The month of October was a busy one. Simon hosted a major event in Banff and we had the task of driving across Canada twice – first to return home to Toronto and then to move to Calgary, after a few weeks of packing. As such, it was the only calendar month of 2016 that we failed to spend a day in search of wildlife – yet we still managed to capture one of our favourite images of the year…and of a wolf, no less. On our drive back to Toronto from Banff we were fortunate enough to stumble across this beautiful light wolf in northern Ontario. Our sighting was in almost the exact same spot as where we observed its pack the previous year (that encounter was in the middle of the night) – an area that is thankfully protected. But for an animal as far ranging as a wolf, a small protected area does little to safeguard against Ontario’s regressive wolf hunting policies that extend to the small park’s border. As such, we limited our time with this wolf to a few images so not to give the animal a false sense of security around people and made sure it was able to cross the highway safely. – Jill

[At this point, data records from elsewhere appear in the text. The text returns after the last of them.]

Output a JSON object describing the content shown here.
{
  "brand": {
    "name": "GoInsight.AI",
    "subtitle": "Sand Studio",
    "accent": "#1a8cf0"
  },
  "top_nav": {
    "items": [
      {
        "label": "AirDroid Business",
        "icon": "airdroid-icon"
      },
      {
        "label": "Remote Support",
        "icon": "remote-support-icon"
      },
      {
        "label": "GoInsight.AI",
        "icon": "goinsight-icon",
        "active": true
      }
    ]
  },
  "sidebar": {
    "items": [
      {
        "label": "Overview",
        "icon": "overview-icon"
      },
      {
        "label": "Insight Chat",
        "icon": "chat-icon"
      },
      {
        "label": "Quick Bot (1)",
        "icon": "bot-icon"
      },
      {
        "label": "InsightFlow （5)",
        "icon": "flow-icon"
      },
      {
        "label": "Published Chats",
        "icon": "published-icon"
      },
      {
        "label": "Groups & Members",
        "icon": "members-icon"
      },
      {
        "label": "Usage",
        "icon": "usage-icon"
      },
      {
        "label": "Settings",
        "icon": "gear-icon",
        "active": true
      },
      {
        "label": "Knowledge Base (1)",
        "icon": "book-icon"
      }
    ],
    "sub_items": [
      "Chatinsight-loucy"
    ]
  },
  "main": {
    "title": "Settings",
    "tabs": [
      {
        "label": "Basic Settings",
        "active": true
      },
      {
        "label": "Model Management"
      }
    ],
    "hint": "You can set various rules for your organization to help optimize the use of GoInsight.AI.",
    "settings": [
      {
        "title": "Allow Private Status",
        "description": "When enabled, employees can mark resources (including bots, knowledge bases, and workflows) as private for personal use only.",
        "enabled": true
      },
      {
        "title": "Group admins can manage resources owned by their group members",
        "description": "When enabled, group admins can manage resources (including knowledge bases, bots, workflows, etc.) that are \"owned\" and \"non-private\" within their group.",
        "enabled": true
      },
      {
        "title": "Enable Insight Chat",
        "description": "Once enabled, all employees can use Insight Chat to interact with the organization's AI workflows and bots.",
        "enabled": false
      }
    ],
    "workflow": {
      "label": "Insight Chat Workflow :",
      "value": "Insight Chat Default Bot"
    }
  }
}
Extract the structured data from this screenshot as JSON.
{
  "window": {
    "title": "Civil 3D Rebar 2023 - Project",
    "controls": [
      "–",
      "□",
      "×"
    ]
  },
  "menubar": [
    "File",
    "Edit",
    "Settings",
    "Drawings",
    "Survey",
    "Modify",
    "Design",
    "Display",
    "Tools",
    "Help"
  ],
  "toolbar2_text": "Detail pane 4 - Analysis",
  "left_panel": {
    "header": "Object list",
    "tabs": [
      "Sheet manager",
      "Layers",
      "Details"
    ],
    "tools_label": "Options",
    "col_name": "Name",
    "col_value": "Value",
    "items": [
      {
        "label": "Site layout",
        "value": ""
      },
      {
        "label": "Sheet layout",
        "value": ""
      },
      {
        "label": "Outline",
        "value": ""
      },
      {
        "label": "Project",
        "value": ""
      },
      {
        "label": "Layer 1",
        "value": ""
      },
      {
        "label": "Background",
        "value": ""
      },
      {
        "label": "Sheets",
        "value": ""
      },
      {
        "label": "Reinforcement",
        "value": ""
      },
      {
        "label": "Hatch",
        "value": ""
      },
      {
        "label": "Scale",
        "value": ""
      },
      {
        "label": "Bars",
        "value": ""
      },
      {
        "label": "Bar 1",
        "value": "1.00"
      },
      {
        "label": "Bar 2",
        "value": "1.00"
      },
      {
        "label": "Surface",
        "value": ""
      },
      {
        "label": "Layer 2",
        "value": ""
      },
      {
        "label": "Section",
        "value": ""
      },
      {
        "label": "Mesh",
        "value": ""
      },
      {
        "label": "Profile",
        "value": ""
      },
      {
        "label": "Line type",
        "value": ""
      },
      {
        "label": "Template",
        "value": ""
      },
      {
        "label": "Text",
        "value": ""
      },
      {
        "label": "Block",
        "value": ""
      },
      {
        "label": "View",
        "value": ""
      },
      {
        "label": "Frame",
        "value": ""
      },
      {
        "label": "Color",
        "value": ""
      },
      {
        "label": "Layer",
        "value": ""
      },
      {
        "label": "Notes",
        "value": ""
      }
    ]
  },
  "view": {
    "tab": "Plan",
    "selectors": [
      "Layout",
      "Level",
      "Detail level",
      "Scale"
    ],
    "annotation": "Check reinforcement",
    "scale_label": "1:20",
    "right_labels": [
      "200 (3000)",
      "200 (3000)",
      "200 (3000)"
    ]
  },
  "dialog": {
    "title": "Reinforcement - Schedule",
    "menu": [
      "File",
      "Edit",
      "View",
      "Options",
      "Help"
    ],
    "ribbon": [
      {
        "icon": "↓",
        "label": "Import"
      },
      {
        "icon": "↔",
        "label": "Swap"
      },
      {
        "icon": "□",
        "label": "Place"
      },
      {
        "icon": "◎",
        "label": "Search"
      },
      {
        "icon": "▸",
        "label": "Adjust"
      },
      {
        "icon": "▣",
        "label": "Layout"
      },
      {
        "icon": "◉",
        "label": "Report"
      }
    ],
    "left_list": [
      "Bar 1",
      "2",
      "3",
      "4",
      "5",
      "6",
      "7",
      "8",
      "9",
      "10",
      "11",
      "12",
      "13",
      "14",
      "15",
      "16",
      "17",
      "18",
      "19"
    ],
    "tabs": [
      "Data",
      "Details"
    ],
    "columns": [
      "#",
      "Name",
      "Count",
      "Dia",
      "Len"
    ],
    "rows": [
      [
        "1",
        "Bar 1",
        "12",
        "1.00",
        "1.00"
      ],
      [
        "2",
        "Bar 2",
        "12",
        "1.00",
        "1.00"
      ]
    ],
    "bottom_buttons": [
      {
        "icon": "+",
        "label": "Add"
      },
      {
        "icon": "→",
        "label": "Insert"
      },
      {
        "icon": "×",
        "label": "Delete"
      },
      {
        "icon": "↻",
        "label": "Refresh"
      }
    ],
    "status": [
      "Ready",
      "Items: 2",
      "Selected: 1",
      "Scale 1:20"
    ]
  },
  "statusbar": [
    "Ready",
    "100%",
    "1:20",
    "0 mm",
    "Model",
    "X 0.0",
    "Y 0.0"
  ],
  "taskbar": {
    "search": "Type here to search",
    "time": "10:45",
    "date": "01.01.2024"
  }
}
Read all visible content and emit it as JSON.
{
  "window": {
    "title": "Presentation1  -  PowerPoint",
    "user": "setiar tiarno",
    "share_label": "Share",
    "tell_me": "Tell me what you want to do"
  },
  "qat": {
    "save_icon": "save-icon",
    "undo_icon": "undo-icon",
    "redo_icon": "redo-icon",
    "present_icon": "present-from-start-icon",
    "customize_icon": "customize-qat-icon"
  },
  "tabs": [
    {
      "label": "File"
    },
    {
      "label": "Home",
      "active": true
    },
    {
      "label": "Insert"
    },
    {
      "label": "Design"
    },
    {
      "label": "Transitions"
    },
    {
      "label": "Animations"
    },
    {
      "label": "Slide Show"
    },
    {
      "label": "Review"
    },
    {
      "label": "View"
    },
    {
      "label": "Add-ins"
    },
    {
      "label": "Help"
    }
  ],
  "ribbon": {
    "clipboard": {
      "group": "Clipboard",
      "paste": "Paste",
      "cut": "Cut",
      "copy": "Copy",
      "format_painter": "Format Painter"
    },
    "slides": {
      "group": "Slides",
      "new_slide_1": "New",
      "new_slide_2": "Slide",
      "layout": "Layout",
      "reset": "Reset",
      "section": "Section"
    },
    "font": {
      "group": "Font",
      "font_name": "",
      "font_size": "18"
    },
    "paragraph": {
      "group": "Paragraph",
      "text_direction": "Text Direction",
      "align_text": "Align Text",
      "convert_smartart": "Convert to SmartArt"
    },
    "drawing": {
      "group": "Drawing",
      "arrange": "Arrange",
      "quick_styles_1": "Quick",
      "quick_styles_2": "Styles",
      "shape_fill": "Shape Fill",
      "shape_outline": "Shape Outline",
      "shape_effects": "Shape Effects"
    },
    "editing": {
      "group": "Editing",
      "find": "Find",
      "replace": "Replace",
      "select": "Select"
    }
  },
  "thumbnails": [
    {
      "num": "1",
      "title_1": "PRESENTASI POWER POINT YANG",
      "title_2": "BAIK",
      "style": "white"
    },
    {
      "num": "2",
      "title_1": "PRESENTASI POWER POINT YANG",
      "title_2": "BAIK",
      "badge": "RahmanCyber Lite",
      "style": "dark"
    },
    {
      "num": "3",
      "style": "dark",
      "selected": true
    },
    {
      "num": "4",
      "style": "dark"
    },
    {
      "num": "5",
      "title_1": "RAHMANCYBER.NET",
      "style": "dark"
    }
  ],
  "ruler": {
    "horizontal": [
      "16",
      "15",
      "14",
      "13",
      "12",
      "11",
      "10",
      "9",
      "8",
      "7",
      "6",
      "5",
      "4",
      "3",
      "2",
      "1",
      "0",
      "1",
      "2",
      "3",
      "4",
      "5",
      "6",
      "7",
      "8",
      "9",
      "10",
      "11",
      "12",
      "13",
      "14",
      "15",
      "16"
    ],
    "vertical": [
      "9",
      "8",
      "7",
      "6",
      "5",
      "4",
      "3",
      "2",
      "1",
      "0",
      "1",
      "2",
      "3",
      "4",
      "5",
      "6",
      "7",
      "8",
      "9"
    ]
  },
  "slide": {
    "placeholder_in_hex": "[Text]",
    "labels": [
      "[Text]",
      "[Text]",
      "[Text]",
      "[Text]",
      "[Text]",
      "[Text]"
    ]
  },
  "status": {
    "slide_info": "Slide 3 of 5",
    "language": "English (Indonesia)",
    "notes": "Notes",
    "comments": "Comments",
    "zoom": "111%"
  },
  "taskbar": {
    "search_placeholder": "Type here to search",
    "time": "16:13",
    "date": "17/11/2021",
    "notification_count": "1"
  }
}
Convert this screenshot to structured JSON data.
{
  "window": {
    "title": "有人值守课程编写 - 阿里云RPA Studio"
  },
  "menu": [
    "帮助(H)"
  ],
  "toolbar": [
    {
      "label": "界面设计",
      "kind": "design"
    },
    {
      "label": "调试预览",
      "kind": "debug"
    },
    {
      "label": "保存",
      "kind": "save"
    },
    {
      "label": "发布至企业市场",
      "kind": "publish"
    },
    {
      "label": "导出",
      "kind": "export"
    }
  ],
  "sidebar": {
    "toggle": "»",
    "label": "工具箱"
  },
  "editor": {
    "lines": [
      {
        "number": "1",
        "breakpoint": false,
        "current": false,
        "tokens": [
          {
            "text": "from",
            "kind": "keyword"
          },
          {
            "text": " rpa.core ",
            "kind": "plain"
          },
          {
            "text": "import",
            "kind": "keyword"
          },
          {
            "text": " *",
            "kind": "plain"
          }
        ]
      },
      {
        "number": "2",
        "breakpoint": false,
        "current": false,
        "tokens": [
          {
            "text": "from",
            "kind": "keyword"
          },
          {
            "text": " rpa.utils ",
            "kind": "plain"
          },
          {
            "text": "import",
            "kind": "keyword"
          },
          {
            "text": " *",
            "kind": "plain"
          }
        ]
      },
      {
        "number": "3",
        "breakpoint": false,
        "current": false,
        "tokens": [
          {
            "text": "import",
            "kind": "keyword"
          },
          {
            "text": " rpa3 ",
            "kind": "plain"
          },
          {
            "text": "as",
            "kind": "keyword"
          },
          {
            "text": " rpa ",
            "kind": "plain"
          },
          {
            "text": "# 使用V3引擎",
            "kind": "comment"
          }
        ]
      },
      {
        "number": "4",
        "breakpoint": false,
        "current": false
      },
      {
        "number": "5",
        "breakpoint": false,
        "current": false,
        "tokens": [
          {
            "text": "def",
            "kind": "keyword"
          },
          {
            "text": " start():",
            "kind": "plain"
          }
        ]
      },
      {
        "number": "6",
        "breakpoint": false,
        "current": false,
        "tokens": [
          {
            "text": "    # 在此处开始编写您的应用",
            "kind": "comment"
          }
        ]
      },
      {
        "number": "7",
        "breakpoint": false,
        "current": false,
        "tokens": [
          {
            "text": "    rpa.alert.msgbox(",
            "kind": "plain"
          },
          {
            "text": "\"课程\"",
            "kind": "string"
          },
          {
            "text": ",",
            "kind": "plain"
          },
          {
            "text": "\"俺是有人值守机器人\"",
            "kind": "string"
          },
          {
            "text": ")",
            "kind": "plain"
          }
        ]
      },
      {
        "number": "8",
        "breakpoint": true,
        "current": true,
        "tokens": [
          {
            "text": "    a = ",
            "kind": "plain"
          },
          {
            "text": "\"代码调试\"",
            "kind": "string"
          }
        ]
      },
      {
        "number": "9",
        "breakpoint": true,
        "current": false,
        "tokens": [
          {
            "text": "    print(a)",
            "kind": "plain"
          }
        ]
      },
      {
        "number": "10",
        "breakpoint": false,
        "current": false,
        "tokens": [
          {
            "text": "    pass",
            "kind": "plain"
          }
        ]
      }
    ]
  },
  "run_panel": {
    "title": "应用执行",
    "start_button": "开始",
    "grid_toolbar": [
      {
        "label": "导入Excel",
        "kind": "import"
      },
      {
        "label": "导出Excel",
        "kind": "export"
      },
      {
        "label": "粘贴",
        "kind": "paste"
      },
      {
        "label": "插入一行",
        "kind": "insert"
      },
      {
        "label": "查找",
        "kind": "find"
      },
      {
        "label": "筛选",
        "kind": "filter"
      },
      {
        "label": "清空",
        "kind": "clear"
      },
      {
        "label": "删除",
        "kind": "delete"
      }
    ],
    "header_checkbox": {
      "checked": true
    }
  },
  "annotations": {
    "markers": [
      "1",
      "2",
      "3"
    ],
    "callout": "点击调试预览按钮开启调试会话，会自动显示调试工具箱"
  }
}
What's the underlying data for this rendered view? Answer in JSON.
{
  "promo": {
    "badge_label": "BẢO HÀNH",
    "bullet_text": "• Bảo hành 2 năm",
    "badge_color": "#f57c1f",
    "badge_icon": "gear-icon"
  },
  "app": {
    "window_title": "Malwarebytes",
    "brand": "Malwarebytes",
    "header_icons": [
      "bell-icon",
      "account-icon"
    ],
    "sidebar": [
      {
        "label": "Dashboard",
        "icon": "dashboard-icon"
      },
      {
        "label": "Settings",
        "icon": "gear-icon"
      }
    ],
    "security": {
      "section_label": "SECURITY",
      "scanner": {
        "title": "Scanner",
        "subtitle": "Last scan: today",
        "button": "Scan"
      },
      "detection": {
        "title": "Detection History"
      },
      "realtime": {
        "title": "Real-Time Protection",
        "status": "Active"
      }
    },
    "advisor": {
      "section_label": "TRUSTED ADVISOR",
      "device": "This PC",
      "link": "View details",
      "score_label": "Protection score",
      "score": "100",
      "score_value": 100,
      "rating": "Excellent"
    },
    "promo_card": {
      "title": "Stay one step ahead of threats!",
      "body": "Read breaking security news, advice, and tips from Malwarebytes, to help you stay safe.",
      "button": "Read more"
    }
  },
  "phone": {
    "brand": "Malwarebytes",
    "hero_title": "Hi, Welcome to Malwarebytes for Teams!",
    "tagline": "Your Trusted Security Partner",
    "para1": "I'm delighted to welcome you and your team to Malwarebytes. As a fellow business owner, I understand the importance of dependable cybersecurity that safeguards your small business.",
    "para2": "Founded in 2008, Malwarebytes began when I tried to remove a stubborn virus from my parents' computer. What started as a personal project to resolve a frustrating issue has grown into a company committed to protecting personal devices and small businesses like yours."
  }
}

Spray Lakes Trail between Canmore and Kananaskis is one of our favourite destinations to search for wildlife. Though we’ve had poor luck on the road, we always feel lucky. After moving to Calgary, our second outing in search of animals in our new backyard took us to Radium, BC to document bighorn in rut. Though we captured a few interesting images and managed to test our new snow tires in a blizzard, we elected to head home via Kananaskis at sunset in the hopes we could stumble across something truly unique. Our reward for the road less taken was the most memorable encounter during the month of November: two coyotes frolicking and playing together on the frozen and snowy Spillway Lake. The sight of joy and love between two animals never gets old. – Jill
Our final image of 2016 was also our best from December. While Jill was away for a week in December, I was able to get into the field for a day thanks to our good friend, Kerri Martin. Along with excellent photographer Jamie Pentney, we had an incredible day with a merlin, several rough-legged hawks, a couple of snowy owls and a great horned owl. But the highlight was an afternoon with at least seven short-eared owls – a first for me. Of the many images I took capturing very cool behaviour, it was my final shot of the owl circling against the backdrop of the sun setting behind the Rocky Mountains that stood out for me. To my eyes, it symbolizes the beauty we were able to find in a hard year and as the sun sets on 2016, I also like to think this image is a reminder of the dawn of hope that the New Year brings to us all.
Happy New Year!